While the idea of swappable EV batteries was both common and appealing a decade or more ago, it has since fallen out of fashion as EV range has steadily increased. Or, at least that's been the case in the US. However, things are different in China, and to show just how different, the country has just approved the first official swappable EV battery standard and safety guidelines, which are set to go into effect on Nov. 1, CNEVPost reported Monday.
Why is China so interested in making EV battery swaps a thing? Well, according to a statement made by Xin Guobin, vice minister of China's Ministry of Industry and Information Technology, there are a few reasons, but the biggest are reduced cost to vehicle buyers, cheaper charging by charging during off-peak hours and customers being able to choose the size of battery they need on a given day.
Companies like NIO and BAIC have advanced the new battery swap standard, but it's Geely that seems to be sprinting ahead, based on a recent YouTube video showing off its 1-minute automated battery swapping station.
Will China's adoption of these new standards have a meaningful impact on the way the American EV market looks at swappable battery technology?

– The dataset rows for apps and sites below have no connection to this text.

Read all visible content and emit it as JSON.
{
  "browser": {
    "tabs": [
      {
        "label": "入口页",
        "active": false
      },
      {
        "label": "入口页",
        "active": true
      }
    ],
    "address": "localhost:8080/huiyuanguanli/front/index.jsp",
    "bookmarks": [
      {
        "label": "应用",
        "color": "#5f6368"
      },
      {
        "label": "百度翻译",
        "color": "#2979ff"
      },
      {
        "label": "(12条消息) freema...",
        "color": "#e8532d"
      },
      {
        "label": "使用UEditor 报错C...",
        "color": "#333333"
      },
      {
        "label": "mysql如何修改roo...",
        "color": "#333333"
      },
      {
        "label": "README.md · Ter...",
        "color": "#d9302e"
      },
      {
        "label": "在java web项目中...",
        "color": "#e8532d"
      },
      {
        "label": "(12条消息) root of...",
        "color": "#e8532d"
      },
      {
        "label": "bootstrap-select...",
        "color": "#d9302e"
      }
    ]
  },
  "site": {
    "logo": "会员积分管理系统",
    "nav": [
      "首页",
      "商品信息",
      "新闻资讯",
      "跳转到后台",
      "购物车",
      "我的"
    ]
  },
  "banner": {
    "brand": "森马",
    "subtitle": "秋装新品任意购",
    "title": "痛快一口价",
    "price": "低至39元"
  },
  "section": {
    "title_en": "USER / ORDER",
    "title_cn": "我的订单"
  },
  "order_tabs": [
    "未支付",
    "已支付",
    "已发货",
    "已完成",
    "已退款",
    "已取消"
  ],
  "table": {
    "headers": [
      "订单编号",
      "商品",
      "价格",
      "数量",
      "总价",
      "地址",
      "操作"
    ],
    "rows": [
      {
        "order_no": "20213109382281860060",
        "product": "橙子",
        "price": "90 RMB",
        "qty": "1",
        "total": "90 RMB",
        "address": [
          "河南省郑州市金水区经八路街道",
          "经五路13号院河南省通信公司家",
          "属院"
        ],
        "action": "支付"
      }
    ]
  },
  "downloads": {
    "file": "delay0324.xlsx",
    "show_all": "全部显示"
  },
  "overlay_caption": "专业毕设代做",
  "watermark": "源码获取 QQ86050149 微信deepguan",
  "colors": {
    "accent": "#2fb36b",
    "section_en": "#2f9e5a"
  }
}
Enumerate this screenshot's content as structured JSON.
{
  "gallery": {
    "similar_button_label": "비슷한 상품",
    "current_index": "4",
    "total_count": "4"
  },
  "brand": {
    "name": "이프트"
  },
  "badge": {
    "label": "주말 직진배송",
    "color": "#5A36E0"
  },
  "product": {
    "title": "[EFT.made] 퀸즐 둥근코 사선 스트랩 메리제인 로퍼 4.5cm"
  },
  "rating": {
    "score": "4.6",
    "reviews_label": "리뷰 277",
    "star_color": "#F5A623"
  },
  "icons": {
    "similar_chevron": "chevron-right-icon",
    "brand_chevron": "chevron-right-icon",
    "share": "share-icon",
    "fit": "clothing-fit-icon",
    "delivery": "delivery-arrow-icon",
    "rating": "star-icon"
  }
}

Our guess is no, especially given the number of EVs on our roads already with nonswappable batteries and the cost of building out an infrastructure of stations to handle the swaps, but it's still a cool idea.